* The problem: What is the number of lines below that contain the word "desc"? Respond with that number alone.
[Opening Given records section]
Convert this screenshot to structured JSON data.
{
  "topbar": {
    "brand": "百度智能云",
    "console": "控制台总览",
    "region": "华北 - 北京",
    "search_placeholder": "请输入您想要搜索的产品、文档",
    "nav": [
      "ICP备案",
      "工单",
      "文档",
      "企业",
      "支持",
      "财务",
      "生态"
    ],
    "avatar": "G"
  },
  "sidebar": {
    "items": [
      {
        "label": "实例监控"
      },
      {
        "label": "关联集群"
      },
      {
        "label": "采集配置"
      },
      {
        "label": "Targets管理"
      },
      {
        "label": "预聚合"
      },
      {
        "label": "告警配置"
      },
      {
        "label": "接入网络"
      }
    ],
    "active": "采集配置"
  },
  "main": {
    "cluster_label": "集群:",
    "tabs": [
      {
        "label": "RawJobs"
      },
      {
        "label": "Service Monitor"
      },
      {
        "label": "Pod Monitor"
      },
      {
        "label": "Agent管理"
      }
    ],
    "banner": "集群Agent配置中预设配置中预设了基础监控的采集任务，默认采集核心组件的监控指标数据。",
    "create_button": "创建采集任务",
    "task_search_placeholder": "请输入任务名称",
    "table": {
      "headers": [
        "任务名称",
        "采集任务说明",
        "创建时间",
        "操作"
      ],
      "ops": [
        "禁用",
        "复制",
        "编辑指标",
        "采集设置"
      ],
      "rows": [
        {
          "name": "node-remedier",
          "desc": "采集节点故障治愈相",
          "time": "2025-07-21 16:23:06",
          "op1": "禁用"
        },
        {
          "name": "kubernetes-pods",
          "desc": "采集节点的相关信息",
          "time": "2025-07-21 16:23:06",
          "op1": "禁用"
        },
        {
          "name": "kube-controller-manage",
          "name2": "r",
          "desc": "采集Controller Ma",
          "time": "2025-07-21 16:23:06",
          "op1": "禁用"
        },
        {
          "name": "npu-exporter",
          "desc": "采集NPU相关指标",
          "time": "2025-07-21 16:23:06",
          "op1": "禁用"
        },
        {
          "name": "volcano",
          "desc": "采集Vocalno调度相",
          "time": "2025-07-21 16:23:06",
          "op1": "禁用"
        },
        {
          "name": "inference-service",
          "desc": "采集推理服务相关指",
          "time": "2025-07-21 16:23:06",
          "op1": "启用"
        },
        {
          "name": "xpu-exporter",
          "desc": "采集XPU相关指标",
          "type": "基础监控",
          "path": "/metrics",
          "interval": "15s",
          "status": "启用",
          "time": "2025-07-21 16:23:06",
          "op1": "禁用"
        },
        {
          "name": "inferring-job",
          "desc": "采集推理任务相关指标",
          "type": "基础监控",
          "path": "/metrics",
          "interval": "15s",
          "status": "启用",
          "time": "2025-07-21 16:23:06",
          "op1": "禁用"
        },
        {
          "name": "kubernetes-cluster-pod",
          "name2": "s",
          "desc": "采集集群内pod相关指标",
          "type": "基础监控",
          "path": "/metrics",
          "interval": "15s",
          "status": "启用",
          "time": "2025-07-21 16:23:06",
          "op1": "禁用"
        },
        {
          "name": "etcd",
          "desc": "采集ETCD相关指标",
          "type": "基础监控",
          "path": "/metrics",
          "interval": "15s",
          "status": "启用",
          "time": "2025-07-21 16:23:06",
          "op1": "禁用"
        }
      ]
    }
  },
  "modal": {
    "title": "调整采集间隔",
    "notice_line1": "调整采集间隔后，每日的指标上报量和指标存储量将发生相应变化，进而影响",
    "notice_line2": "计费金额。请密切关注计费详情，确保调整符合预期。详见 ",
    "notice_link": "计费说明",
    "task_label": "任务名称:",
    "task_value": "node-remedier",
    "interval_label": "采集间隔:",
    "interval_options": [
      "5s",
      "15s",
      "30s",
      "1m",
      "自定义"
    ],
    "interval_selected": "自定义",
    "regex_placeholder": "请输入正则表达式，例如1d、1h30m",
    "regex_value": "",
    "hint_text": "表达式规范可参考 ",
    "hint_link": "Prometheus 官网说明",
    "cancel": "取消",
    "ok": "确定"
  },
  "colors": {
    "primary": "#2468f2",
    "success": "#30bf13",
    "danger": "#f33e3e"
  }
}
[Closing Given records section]
* Answer for this exercise: 10